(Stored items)
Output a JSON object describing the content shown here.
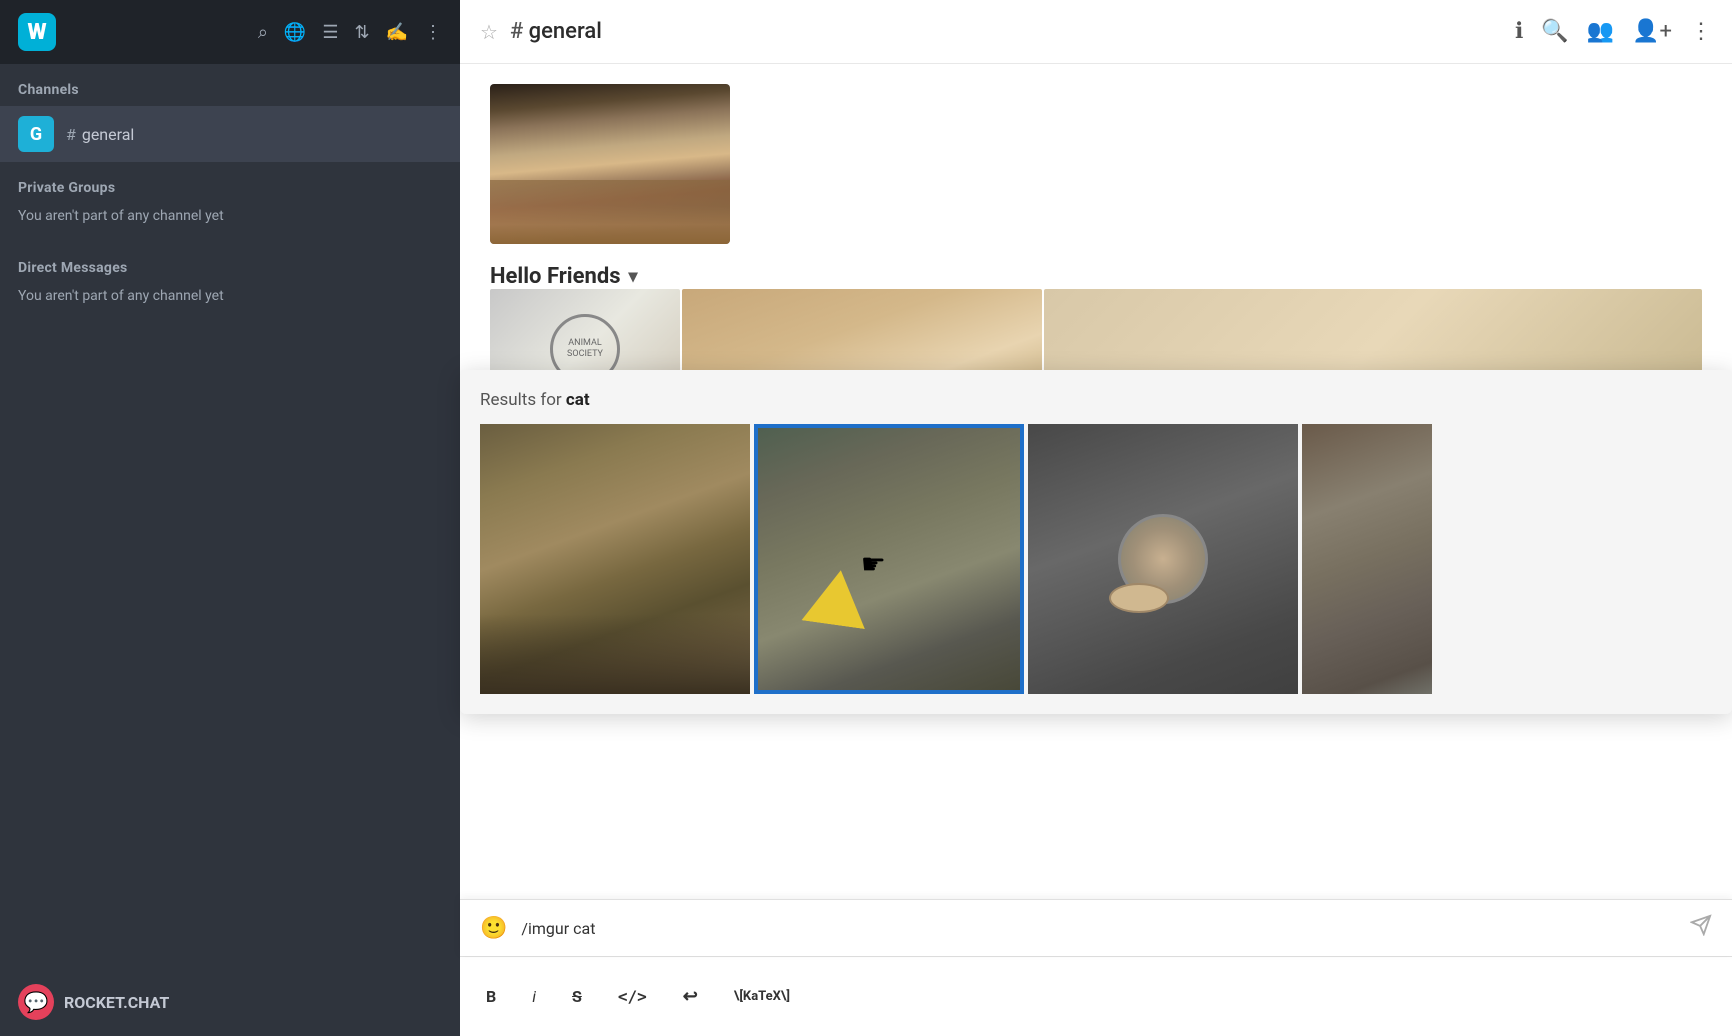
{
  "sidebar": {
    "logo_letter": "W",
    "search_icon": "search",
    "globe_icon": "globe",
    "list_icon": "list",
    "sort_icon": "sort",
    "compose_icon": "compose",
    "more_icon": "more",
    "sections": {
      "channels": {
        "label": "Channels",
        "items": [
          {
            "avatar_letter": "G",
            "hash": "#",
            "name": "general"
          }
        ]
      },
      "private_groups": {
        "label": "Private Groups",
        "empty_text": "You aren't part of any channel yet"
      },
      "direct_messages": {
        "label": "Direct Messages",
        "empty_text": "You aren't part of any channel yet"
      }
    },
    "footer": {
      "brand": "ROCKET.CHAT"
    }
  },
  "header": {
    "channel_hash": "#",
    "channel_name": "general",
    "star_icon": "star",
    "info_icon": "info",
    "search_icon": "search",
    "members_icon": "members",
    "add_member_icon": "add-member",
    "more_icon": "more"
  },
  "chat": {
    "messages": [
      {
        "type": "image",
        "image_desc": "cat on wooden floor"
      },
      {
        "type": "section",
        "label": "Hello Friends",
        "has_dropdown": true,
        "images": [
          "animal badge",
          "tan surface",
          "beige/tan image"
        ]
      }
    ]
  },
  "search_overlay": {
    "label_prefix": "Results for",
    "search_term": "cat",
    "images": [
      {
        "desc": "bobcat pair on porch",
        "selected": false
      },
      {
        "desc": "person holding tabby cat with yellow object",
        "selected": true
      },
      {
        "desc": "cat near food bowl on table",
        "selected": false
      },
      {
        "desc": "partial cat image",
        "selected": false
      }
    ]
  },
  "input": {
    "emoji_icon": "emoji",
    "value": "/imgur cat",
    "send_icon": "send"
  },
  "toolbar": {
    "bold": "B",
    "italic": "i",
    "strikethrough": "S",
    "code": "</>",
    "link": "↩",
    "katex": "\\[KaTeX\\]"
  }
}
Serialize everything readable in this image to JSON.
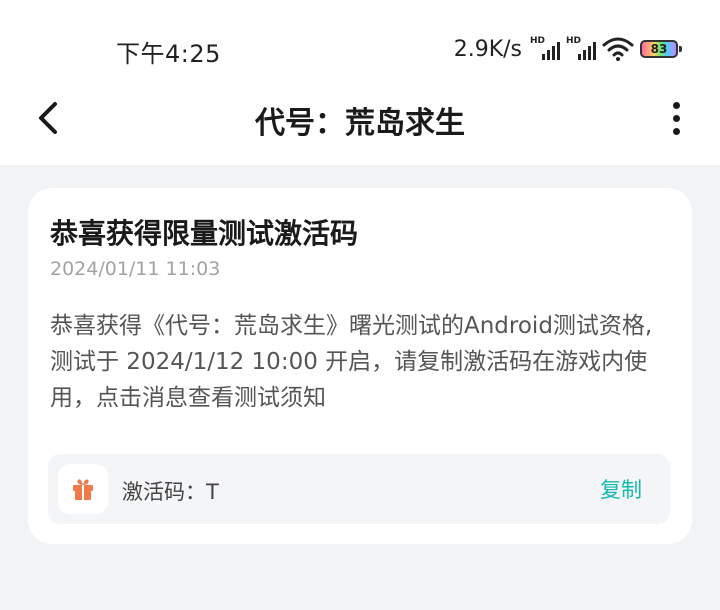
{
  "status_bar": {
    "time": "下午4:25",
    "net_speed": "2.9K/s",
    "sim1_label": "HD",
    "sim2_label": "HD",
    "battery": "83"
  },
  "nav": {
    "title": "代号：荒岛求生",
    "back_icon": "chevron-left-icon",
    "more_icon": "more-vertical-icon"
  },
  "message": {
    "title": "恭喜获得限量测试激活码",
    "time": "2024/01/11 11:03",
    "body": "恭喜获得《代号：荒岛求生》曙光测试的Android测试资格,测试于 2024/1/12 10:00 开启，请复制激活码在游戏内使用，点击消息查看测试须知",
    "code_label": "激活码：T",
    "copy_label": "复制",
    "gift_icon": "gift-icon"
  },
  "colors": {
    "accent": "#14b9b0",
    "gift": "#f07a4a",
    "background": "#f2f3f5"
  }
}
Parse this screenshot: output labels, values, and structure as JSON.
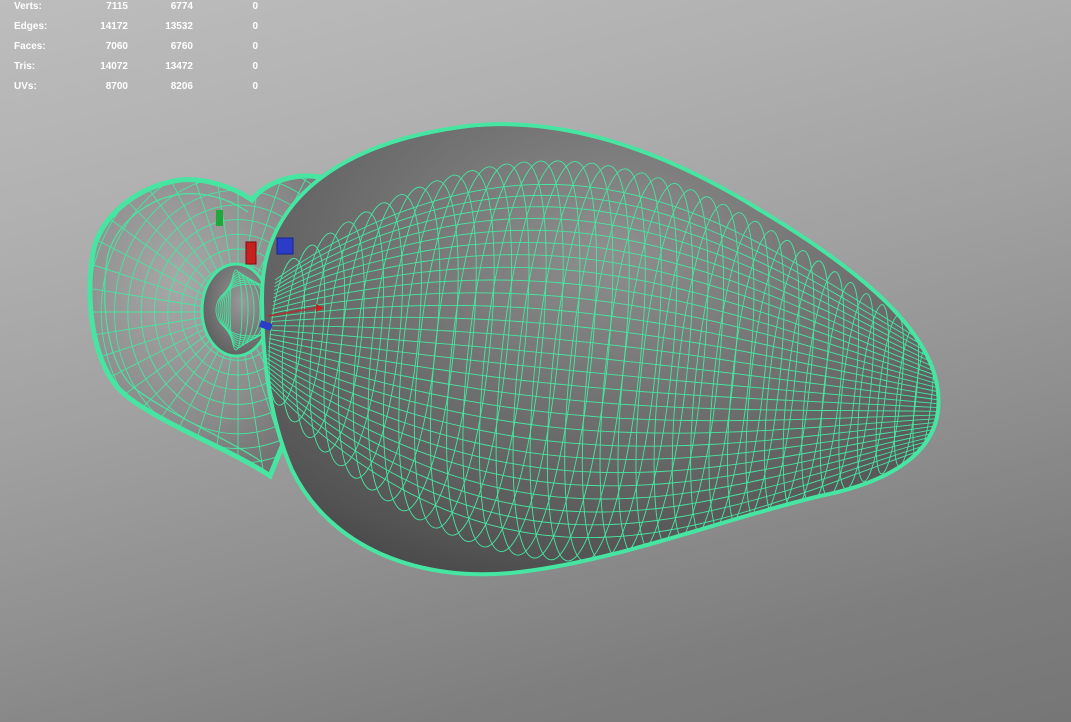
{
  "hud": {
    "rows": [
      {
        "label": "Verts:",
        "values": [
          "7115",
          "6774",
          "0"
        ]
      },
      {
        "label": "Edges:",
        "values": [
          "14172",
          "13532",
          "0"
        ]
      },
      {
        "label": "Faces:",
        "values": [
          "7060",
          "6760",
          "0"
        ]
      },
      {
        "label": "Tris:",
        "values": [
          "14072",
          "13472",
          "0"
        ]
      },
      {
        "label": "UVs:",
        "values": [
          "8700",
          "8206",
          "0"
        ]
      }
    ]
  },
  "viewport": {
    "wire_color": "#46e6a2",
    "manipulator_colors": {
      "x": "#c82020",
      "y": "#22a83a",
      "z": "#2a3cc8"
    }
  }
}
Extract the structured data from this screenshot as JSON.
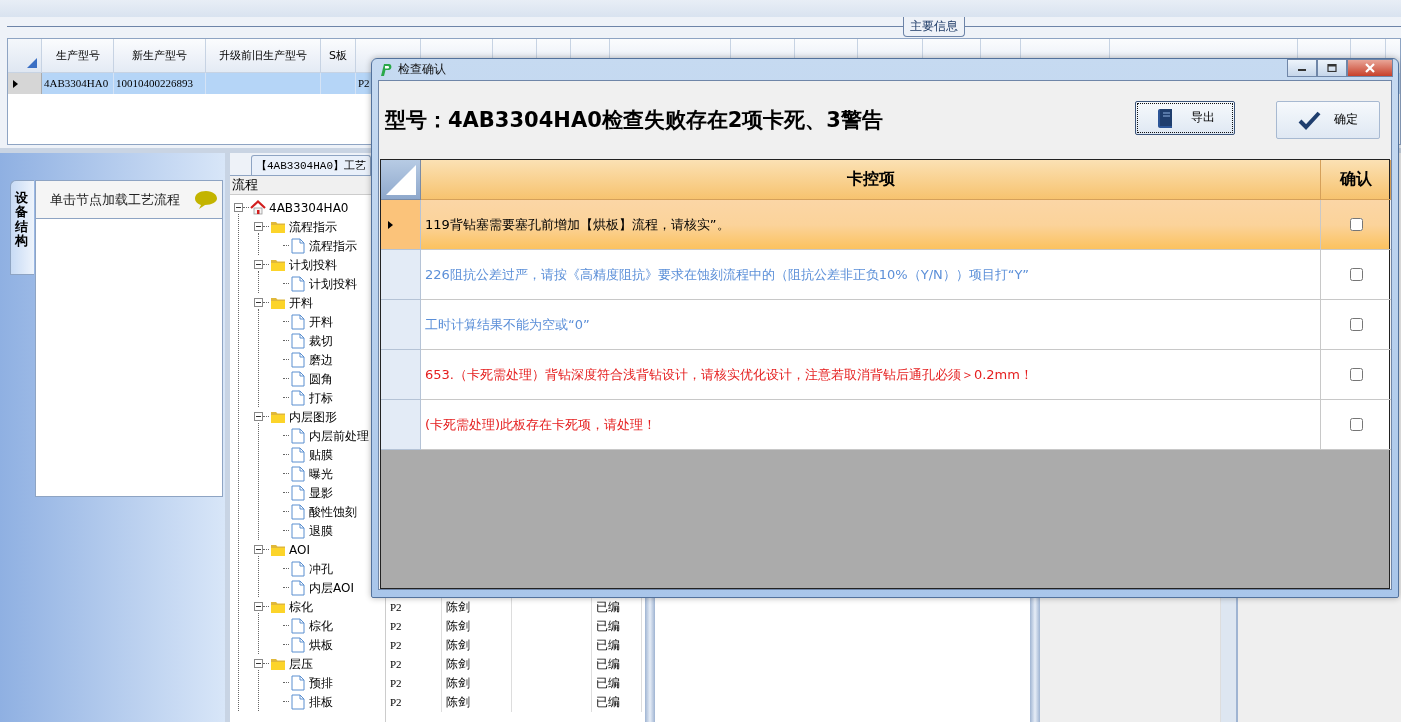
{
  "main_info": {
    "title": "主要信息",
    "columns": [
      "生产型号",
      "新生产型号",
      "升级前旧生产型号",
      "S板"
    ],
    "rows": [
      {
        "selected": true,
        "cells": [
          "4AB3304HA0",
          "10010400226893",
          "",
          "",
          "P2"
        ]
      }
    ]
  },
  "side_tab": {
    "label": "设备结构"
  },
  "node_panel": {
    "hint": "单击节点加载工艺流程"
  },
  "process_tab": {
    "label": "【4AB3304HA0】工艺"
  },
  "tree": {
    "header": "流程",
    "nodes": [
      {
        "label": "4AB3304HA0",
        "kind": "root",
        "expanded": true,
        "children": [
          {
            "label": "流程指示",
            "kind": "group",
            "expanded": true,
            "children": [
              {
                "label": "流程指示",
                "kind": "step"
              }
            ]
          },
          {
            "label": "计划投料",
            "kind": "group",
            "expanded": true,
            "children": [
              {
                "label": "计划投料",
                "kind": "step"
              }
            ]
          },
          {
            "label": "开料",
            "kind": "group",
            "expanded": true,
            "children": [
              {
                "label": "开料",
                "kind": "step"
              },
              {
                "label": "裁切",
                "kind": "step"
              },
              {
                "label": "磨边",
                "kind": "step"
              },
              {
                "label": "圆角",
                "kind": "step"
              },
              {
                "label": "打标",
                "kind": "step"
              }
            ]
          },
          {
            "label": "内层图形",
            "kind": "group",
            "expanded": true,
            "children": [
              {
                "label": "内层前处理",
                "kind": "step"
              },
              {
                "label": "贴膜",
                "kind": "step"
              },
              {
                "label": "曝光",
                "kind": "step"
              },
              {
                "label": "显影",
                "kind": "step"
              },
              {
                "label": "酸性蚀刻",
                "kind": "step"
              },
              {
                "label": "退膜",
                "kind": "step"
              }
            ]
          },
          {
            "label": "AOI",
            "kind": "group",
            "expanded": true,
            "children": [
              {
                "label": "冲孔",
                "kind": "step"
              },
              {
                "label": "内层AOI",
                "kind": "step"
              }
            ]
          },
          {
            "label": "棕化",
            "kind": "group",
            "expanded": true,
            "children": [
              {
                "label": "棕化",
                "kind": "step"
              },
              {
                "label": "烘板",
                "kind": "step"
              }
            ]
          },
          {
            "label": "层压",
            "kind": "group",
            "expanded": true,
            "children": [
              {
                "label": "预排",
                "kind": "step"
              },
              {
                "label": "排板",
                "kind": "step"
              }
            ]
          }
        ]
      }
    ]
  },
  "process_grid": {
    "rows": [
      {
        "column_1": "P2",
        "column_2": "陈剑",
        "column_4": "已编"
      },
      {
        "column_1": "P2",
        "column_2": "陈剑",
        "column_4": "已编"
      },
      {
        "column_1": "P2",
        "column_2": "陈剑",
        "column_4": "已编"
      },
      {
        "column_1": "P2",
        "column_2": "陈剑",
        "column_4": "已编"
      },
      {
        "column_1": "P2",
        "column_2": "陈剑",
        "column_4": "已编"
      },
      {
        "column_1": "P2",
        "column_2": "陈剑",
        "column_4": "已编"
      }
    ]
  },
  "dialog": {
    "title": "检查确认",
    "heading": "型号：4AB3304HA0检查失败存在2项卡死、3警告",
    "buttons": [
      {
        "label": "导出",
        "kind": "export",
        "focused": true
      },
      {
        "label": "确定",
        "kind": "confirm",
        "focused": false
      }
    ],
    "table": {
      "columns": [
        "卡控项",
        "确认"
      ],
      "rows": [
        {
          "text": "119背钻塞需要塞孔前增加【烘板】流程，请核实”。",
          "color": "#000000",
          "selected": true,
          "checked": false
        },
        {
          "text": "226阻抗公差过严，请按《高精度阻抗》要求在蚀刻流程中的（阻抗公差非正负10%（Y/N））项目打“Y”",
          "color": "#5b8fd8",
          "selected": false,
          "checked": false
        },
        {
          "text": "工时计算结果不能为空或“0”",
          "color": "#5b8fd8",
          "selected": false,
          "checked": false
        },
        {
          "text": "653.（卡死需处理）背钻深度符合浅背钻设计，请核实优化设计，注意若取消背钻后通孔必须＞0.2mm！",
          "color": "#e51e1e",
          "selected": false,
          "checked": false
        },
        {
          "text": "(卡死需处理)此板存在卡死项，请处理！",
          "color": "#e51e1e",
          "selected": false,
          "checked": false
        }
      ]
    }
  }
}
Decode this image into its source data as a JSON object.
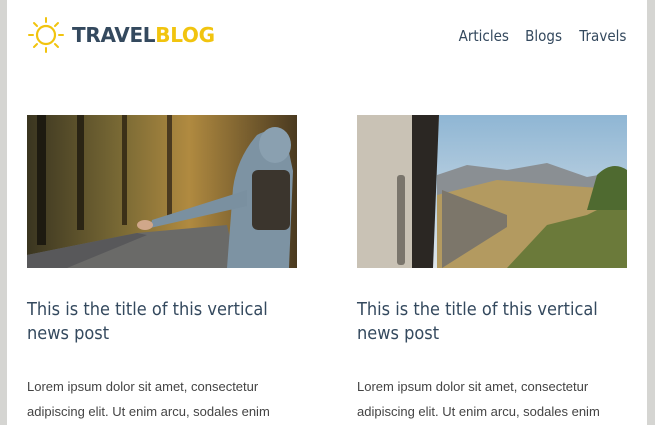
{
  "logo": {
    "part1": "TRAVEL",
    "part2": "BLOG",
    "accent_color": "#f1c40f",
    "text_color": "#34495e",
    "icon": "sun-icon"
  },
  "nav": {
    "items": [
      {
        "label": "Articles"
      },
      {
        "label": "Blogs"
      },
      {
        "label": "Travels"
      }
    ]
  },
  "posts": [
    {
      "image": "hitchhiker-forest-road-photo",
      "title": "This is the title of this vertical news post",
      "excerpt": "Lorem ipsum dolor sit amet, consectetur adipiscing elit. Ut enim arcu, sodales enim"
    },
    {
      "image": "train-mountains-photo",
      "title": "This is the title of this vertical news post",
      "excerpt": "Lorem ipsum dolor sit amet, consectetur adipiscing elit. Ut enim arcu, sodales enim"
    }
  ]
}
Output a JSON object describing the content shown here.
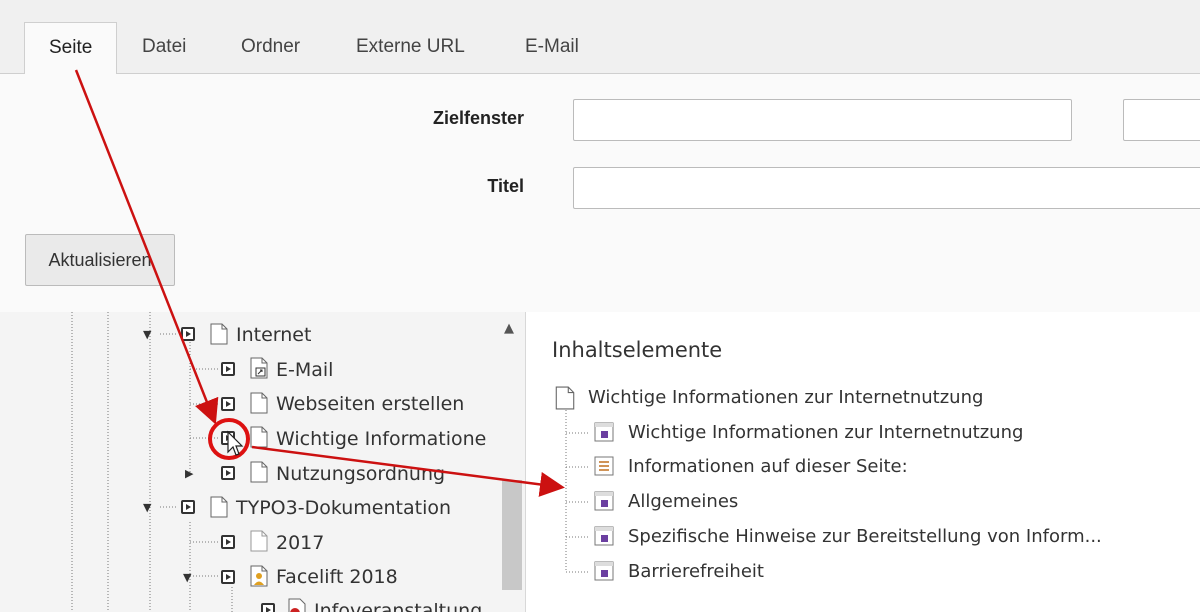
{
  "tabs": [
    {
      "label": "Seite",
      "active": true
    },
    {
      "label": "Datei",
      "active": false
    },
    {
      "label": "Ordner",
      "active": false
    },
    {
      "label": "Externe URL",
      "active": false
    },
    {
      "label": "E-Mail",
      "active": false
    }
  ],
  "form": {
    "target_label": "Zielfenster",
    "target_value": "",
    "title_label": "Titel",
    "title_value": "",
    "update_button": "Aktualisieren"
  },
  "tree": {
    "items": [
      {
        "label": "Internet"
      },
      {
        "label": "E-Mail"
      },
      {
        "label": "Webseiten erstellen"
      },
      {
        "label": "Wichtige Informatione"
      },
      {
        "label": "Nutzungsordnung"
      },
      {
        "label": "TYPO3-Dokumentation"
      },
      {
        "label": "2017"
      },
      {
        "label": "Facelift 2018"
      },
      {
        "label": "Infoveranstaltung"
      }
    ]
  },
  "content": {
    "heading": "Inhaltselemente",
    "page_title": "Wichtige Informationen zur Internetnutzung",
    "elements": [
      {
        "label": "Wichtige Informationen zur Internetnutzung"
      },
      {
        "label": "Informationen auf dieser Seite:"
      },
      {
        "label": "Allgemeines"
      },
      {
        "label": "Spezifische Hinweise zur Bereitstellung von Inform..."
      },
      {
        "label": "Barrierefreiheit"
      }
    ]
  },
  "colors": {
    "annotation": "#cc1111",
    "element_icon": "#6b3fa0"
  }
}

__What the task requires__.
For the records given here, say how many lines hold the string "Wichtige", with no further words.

__Answer to this exercise__.
3